> _Exercise aim_:
A verbatim copy of all the data is required, minus any images.

Recorded data:
★ ★ ★ ★ ★

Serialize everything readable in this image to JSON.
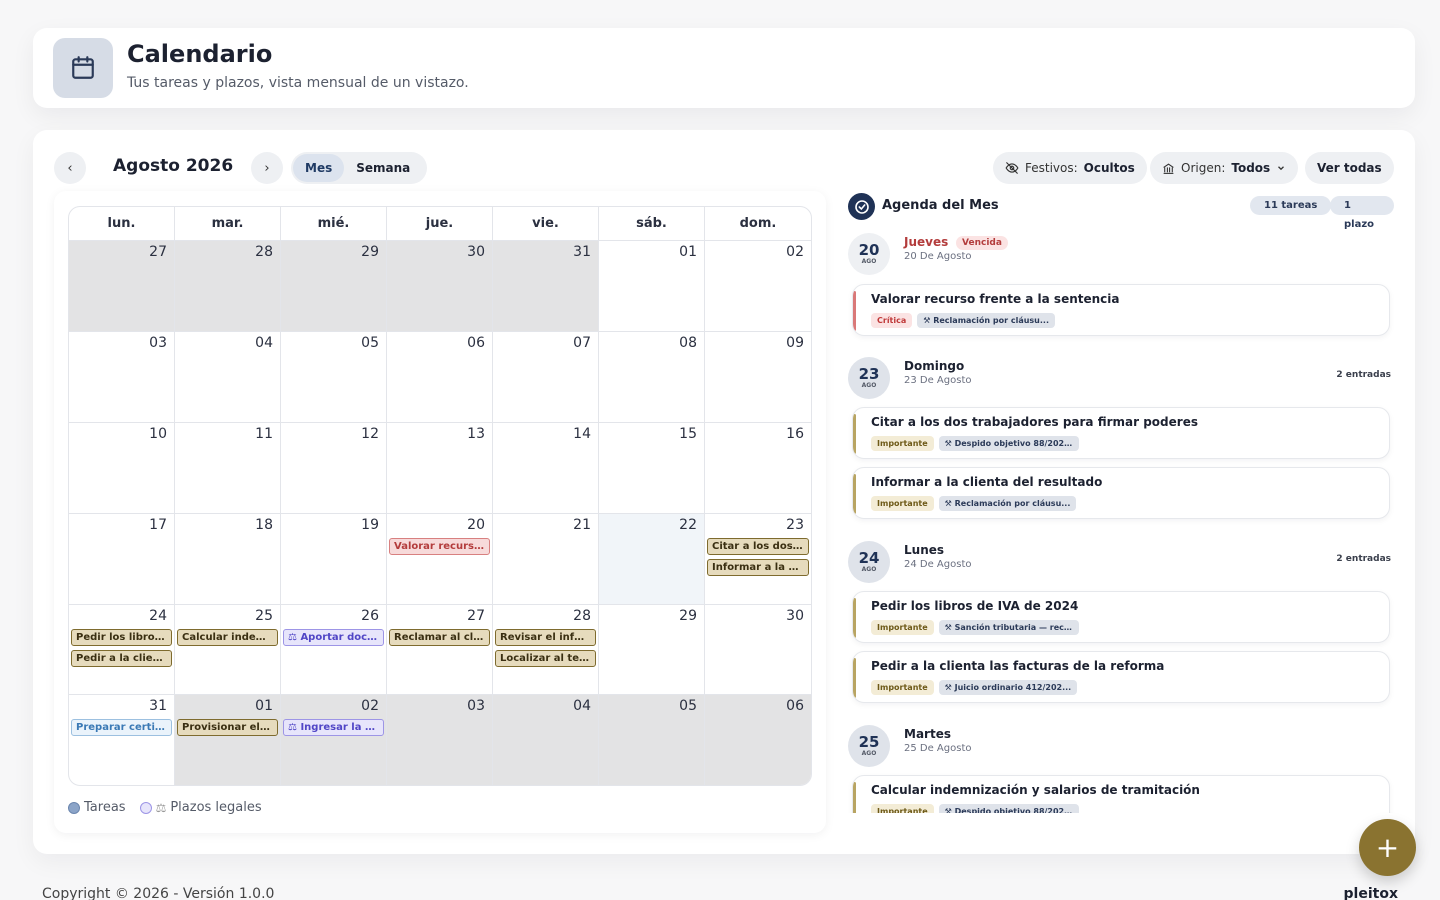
{
  "header": {
    "title": "Calendario",
    "subtitle": "Tus tareas y plazos, vista mensual de un vistazo."
  },
  "toolbar": {
    "prev": "‹",
    "next": "›",
    "month_title": "Agosto 2026",
    "view_month": "Mes",
    "view_week": "Semana",
    "holidays_label": "Festivos:",
    "holidays_value": "Ocultos",
    "origin_label": "Origen:",
    "origin_value": "Todos",
    "view_all": "Ver todas"
  },
  "calendar": {
    "weekdays": [
      "lun.",
      "mar.",
      "mié.",
      "jue.",
      "vie.",
      "sáb.",
      "dom."
    ],
    "weeks": [
      [
        {
          "n": "27",
          "other": true
        },
        {
          "n": "28",
          "other": true
        },
        {
          "n": "29",
          "other": true
        },
        {
          "n": "30",
          "other": true
        },
        {
          "n": "31",
          "other": true
        },
        {
          "n": "01"
        },
        {
          "n": "02"
        }
      ],
      [
        {
          "n": "03"
        },
        {
          "n": "04"
        },
        {
          "n": "05"
        },
        {
          "n": "06"
        },
        {
          "n": "07"
        },
        {
          "n": "08"
        },
        {
          "n": "09"
        }
      ],
      [
        {
          "n": "10"
        },
        {
          "n": "11"
        },
        {
          "n": "12"
        },
        {
          "n": "13"
        },
        {
          "n": "14"
        },
        {
          "n": "15"
        },
        {
          "n": "16"
        }
      ],
      [
        {
          "n": "17"
        },
        {
          "n": "18"
        },
        {
          "n": "19"
        },
        {
          "n": "20",
          "events": [
            {
              "t": "Valorar recurso f...",
              "c": "red"
            }
          ]
        },
        {
          "n": "21"
        },
        {
          "n": "22",
          "today": true
        },
        {
          "n": "23",
          "events": [
            {
              "t": "Citar a los dos tr...",
              "c": "gold"
            },
            {
              "t": "Informar a la clie...",
              "c": "gold"
            }
          ]
        }
      ],
      [
        {
          "n": "24",
          "events": [
            {
              "t": "Pedir los libros d...",
              "c": "gold"
            },
            {
              "t": "Pedir a la clienta...",
              "c": "gold"
            }
          ]
        },
        {
          "n": "25",
          "events": [
            {
              "t": "Calcular indemn...",
              "c": "gold"
            }
          ]
        },
        {
          "n": "26",
          "events": [
            {
              "t": "⚖ Aportar docu...",
              "c": "purple"
            }
          ]
        },
        {
          "n": "27",
          "events": [
            {
              "t": "Reclamar al clie...",
              "c": "gold"
            }
          ]
        },
        {
          "n": "28",
          "events": [
            {
              "t": "Revisar el inform...",
              "c": "gold"
            },
            {
              "t": "Localizar al testi...",
              "c": "gold"
            }
          ]
        },
        {
          "n": "29"
        },
        {
          "n": "30"
        }
      ],
      [
        {
          "n": "31",
          "events": [
            {
              "t": "Preparar certific...",
              "c": "blue"
            }
          ]
        },
        {
          "n": "01",
          "other": true,
          "events": [
            {
              "t": "Provisionar el pa...",
              "c": "gold"
            }
          ]
        },
        {
          "n": "02",
          "other": true,
          "events": [
            {
              "t": "⚖ Ingresar la de...",
              "c": "purple"
            }
          ]
        },
        {
          "n": "03",
          "other": true
        },
        {
          "n": "04",
          "other": true
        },
        {
          "n": "05",
          "other": true
        },
        {
          "n": "06",
          "other": true
        }
      ]
    ]
  },
  "legend": {
    "tasks": "Tareas",
    "deadlines_icon": "⚖",
    "deadlines": "Plazos legales"
  },
  "agenda": {
    "title": "Agenda del Mes",
    "tasks_count": "11 tareas",
    "deadlines_count": "1 plazo",
    "groups": [
      {
        "day": "20",
        "mon": "AGO",
        "name": "Jueves",
        "date": "20 De Agosto",
        "badge": "Vencida",
        "count": "",
        "items": [
          {
            "title": "Valorar recurso frente a la sentencia",
            "priority": "Crítica",
            "case": "⚒ Reclamación por cláusu..."
          }
        ]
      },
      {
        "day": "23",
        "mon": "AGO",
        "name": "Domingo",
        "date": "23 De Agosto",
        "badge": "",
        "count": "2 entradas",
        "items": [
          {
            "title": "Citar a los dos trabajadores para firmar poderes",
            "priority": "Importante",
            "case": "⚒ Despido objetivo 88/202..."
          },
          {
            "title": "Informar a la clienta del resultado",
            "priority": "Importante",
            "case": "⚒ Reclamación por cláusu..."
          }
        ]
      },
      {
        "day": "24",
        "mon": "AGO",
        "name": "Lunes",
        "date": "24 De Agosto",
        "badge": "",
        "count": "2 entradas",
        "items": [
          {
            "title": "Pedir los libros de IVA de 2024",
            "priority": "Importante",
            "case": "⚒ Sanción tributaria — rec..."
          },
          {
            "title": "Pedir a la clienta las facturas de la reforma",
            "priority": "Importante",
            "case": "⚒ Juicio ordinario 412/202..."
          }
        ]
      },
      {
        "day": "25",
        "mon": "AGO",
        "name": "Martes",
        "date": "25 De Agosto",
        "badge": "",
        "count": "",
        "items": [
          {
            "title": "Calcular indemnización y salarios de tramitación",
            "priority": "Importante",
            "case": "⚒ Despido objetivo 88/202..."
          }
        ]
      }
    ]
  },
  "fab": "+",
  "footer": {
    "copyright": "Copyright © 2026 - Versión 1.0.0",
    "brand": "pleitox"
  },
  "colors": {
    "accent": "#8a7330",
    "navy": "#1f3256",
    "critical": "#c03a3a"
  }
}
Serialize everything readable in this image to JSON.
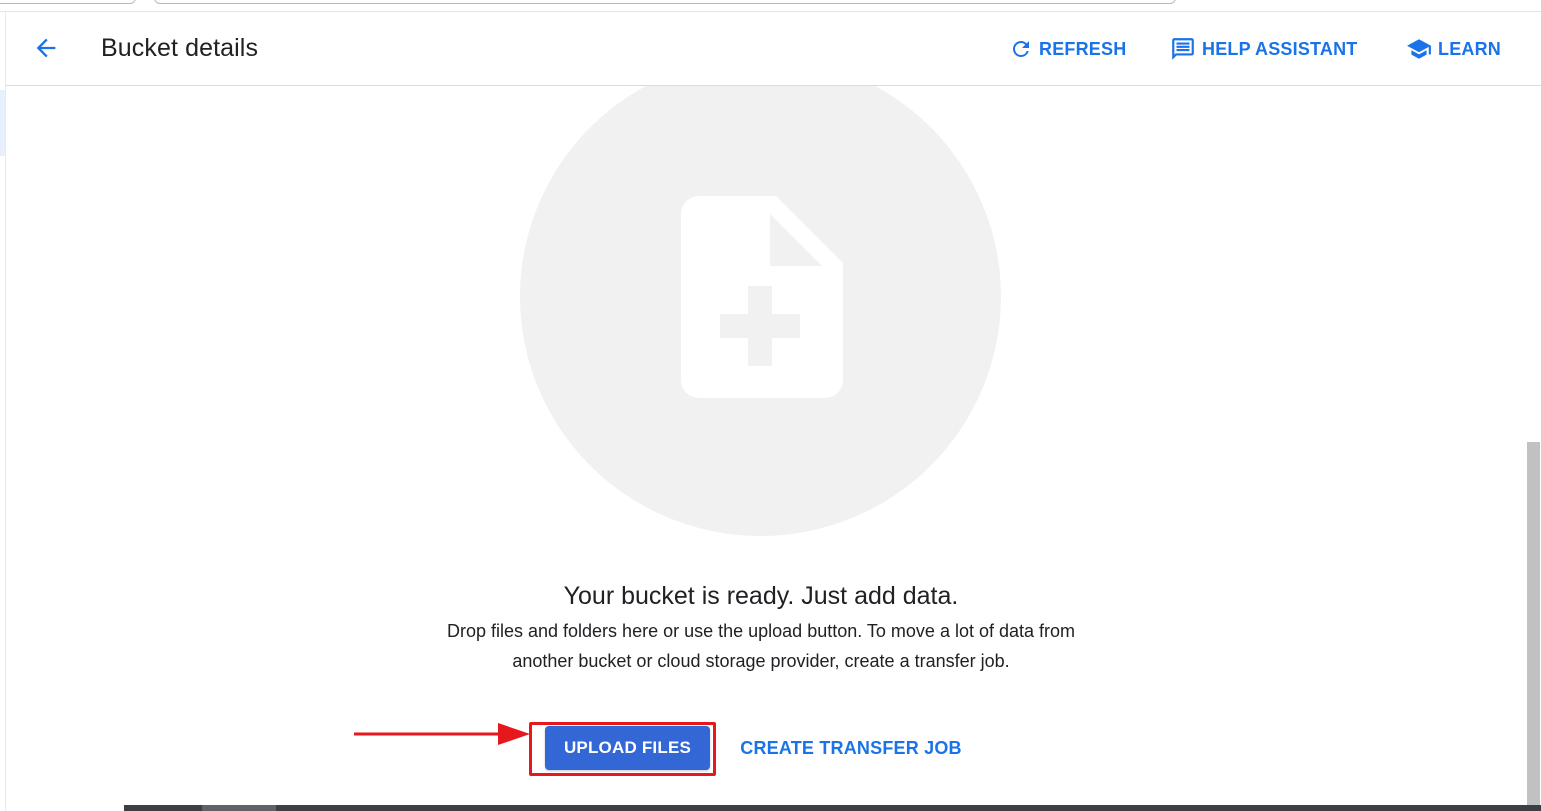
{
  "header": {
    "title": "Bucket details",
    "back_icon": "arrow-back-icon",
    "actions": [
      {
        "label": "REFRESH",
        "icon": "refresh-icon"
      },
      {
        "label": "HELP ASSISTANT",
        "icon": "help-assistant-icon"
      },
      {
        "label": "LEARN",
        "icon": "school-icon"
      }
    ]
  },
  "empty_state": {
    "illustration_icon": "file-add-icon",
    "title": "Your bucket is ready. Just add data.",
    "description_line1": "Drop files and folders here or use the upload button. To move a lot of data from",
    "description_line2": "another bucket or cloud storage provider, create a transfer job.",
    "primary_button": "UPLOAD FILES",
    "secondary_button": "CREATE TRANSFER JOB"
  },
  "annotation": {
    "arrow_icon": "red-arrow-icon",
    "highlight_color": "#e6171d"
  },
  "colors": {
    "accent": "#1a73e8",
    "primary_button_bg": "#3367d6",
    "text": "#202124",
    "illustration_bg": "#f1f1f1",
    "illustration_fg": "#ffffff"
  }
}
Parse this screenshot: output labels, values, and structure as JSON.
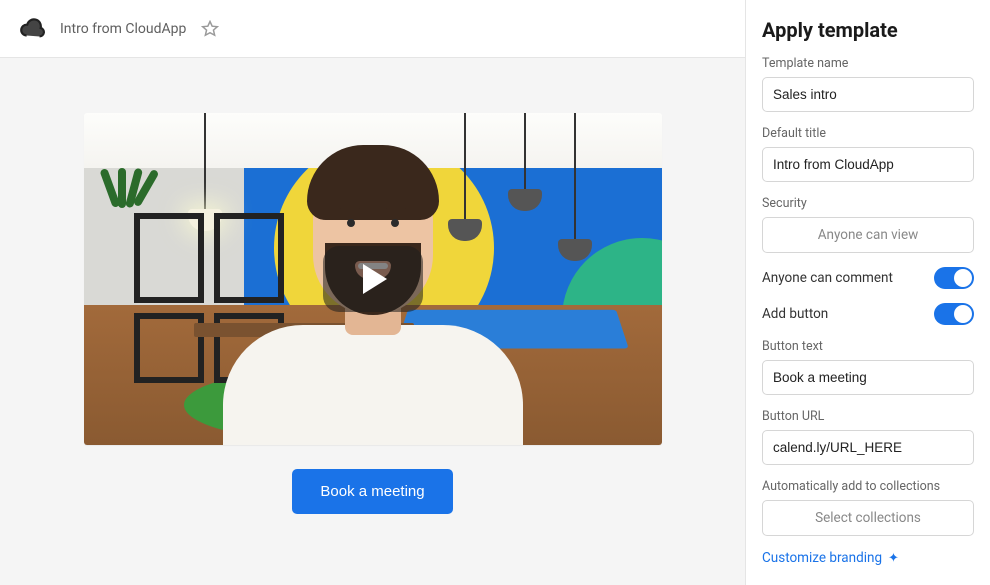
{
  "topbar": {
    "title": "Intro from CloudApp"
  },
  "content": {
    "cta_label": "Book a meeting"
  },
  "sidebar": {
    "heading": "Apply template",
    "template_name": {
      "label": "Template name",
      "value": "Sales intro"
    },
    "default_title": {
      "label": "Default title",
      "value": "Intro from CloudApp"
    },
    "security": {
      "label": "Security",
      "value": "Anyone can view"
    },
    "anyone_comment": {
      "label": "Anyone can comment",
      "on": true
    },
    "add_button": {
      "label": "Add button",
      "on": true
    },
    "button_text": {
      "label": "Button text",
      "value": "Book a meeting"
    },
    "button_url": {
      "label": "Button URL",
      "value": "calend.ly/URL_HERE"
    },
    "collections": {
      "label": "Automatically add to collections",
      "placeholder": "Select collections"
    },
    "branding_link": "Customize branding"
  }
}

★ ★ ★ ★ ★

> _Response to the task_:
Serialize everything readable in this image to JSON.
{
  "header": {
    "title": "Calendario",
    "subtitle": "Tus tareas y plazos, vista mensual de un vistazo."
  },
  "toolbar": {
    "prev": "‹",
    "next": "›",
    "month_title": "Agosto 2026",
    "view_month": "Mes",
    "view_week": "Semana",
    "holidays_label": "Festivos:",
    "holidays_value": "Ocultos",
    "origin_label": "Origen:",
    "origin_value": "Todos",
    "view_all": "Ver todas"
  },
  "calendar": {
    "weekdays": [
      "lun.",
      "mar.",
      "mié.",
      "jue.",
      "vie.",
      "sáb.",
      "dom."
    ],
    "weeks": [
      [
        {
          "n": "27",
          "other": true
        },
        {
          "n": "28",
          "other": true
        },
        {
          "n": "29",
          "other": true
        },
        {
          "n": "30",
          "other": true
        },
        {
          "n": "31",
          "other": true
        },
        {
          "n": "01"
        },
        {
          "n": "02"
        }
      ],
      [
        {
          "n": "03"
        },
        {
          "n": "04"
        },
        {
          "n": "05"
        },
        {
          "n": "06"
        },
        {
          "n": "07"
        },
        {
          "n": "08"
        },
        {
          "n": "09"
        }
      ],
      [
        {
          "n": "10"
        },
        {
          "n": "11"
        },
        {
          "n": "12"
        },
        {
          "n": "13"
        },
        {
          "n": "14"
        },
        {
          "n": "15"
        },
        {
          "n": "16"
        }
      ],
      [
        {
          "n": "17"
        },
        {
          "n": "18"
        },
        {
          "n": "19"
        },
        {
          "n": "20",
          "events": [
            {
              "t": "Valorar recurso f...",
              "c": "red"
            }
          ]
        },
        {
          "n": "21"
        },
        {
          "n": "22",
          "today": true
        },
        {
          "n": "23",
          "events": [
            {
              "t": "Citar a los dos tr...",
              "c": "gold"
            },
            {
              "t": "Informar a la clie...",
              "c": "gold"
            }
          ]
        }
      ],
      [
        {
          "n": "24",
          "events": [
            {
              "t": "Pedir los libros d...",
              "c": "gold"
            },
            {
              "t": "Pedir a la clienta...",
              "c": "gold"
            }
          ]
        },
        {
          "n": "25",
          "events": [
            {
              "t": "Calcular indemn...",
              "c": "gold"
            }
          ]
        },
        {
          "n": "26",
          "events": [
            {
              "t": "⚖ Aportar docu...",
              "c": "purple"
            }
          ]
        },
        {
          "n": "27",
          "events": [
            {
              "t": "Reclamar al clie...",
              "c": "gold"
            }
          ]
        },
        {
          "n": "28",
          "events": [
            {
              "t": "Revisar el inform...",
              "c": "gold"
            },
            {
              "t": "Localizar al testi...",
              "c": "gold"
            }
          ]
        },
        {
          "n": "29"
        },
        {
          "n": "30"
        }
      ],
      [
        {
          "n": "31",
          "events": [
            {
              "t": "Preparar certific...",
              "c": "blue"
            }
          ]
        },
        {
          "n": "01",
          "other": true,
          "events": [
            {
              "t": "Provisionar el pa...",
              "c": "gold"
            }
          ]
        },
        {
          "n": "02",
          "other": true,
          "events": [
            {
              "t": "⚖ Ingresar la de...",
              "c": "purple"
            }
          ]
        },
        {
          "n": "03",
          "other": true
        },
        {
          "n": "04",
          "other": true
        },
        {
          "n": "05",
          "other": true
        },
        {
          "n": "06",
          "other": true
        }
      ]
    ]
  },
  "legend": {
    "tasks": "Tareas",
    "deadlines_icon": "⚖",
    "deadlines": "Plazos legales"
  },
  "agenda": {
    "title": "Agenda del Mes",
    "tasks_count": "11 tareas",
    "deadlines_count": "1 plazo",
    "groups": [
      {
        "day": "20",
        "mon": "AGO",
        "name": "Jueves",
        "date": "20 De Agosto",
        "badge": "Vencida",
        "count": "",
        "items": [
          {
            "title": "Valorar recurso frente a la sentencia",
            "priority": "Crítica",
            "case": "⚒ Reclamación por cláusu..."
          }
        ]
      },
      {
        "day": "23",
        "mon": "AGO",
        "name": "Domingo",
        "date": "23 De Agosto",
        "badge": "",
        "count": "2 entradas",
        "items": [
          {
            "title": "Citar a los dos trabajadores para firmar poderes",
            "priority": "Importante",
            "case": "⚒ Despido objetivo 88/202..."
          },
          {
            "title": "Informar a la clienta del resultado",
            "priority": "Importante",
            "case": "⚒ Reclamación por cláusu..."
          }
        ]
      },
      {
        "day": "24",
        "mon": "AGO",
        "name": "Lunes",
        "date": "24 De Agosto",
        "badge": "",
        "count": "2 entradas",
        "items": [
          {
            "title": "Pedir los libros de IVA de 2024",
            "priority": "Importante",
            "case": "⚒ Sanción tributaria — rec..."
          },
          {
            "title": "Pedir a la clienta las facturas de la reforma",
            "priority": "Importante",
            "case": "⚒ Juicio ordinario 412/202..."
          }
        ]
      },
      {
        "day": "25",
        "mon": "AGO",
        "name": "Martes",
        "date": "25 De Agosto",
        "badge": "",
        "count": "",
        "items": [
          {
            "title": "Calcular indemnización y salarios de tramitación",
            "priority": "Importante",
            "case": "⚒ Despido objetivo 88/202..."
          }
        ]
      }
    ]
  },
  "fab": "+",
  "footer": {
    "copyright": "Copyright © 2026 - Versión 1.0.0",
    "brand": "pleitox"
  },
  "colors": {
    "accent": "#8a7330",
    "navy": "#1f3256",
    "critical": "#c03a3a"
  }
}
Serialize everything readable in this image to JSON.
{
  "header": {
    "title": "Bucket details",
    "back_icon": "arrow-back-icon",
    "actions": [
      {
        "label": "REFRESH",
        "icon": "refresh-icon"
      },
      {
        "label": "HELP ASSISTANT",
        "icon": "help-assistant-icon"
      },
      {
        "label": "LEARN",
        "icon": "school-icon"
      }
    ]
  },
  "empty_state": {
    "illustration_icon": "file-add-icon",
    "title": "Your bucket is ready. Just add data.",
    "description_line1": "Drop files and folders here or use the upload button. To move a lot of data from",
    "description_line2": "another bucket or cloud storage provider, create a transfer job.",
    "primary_button": "UPLOAD FILES",
    "secondary_button": "CREATE TRANSFER JOB"
  },
  "annotation": {
    "arrow_icon": "red-arrow-icon",
    "highlight_color": "#e6171d"
  },
  "colors": {
    "accent": "#1a73e8",
    "primary_button_bg": "#3367d6",
    "text": "#202124",
    "illustration_bg": "#f1f1f1",
    "illustration_fg": "#ffffff"
  }
}
Parse this screenshot: output labels, values, and structure as JSON.
{
  "topbar": {
    "title": "Intro from CloudApp"
  },
  "content": {
    "cta_label": "Book a meeting"
  },
  "sidebar": {
    "heading": "Apply template",
    "template_name": {
      "label": "Template name",
      "value": "Sales intro"
    },
    "default_title": {
      "label": "Default title",
      "value": "Intro from CloudApp"
    },
    "security": {
      "label": "Security",
      "value": "Anyone can view"
    },
    "anyone_comment": {
      "label": "Anyone can comment",
      "on": true
    },
    "add_button": {
      "label": "Add button",
      "on": true
    },
    "button_text": {
      "label": "Button text",
      "value": "Book a meeting"
    },
    "button_url": {
      "label": "Button URL",
      "value": "calend.ly/URL_HERE"
    },
    "collections": {
      "label": "Automatically add to collections",
      "placeholder": "Select collections"
    },
    "branding_link": "Customize branding"
  }
}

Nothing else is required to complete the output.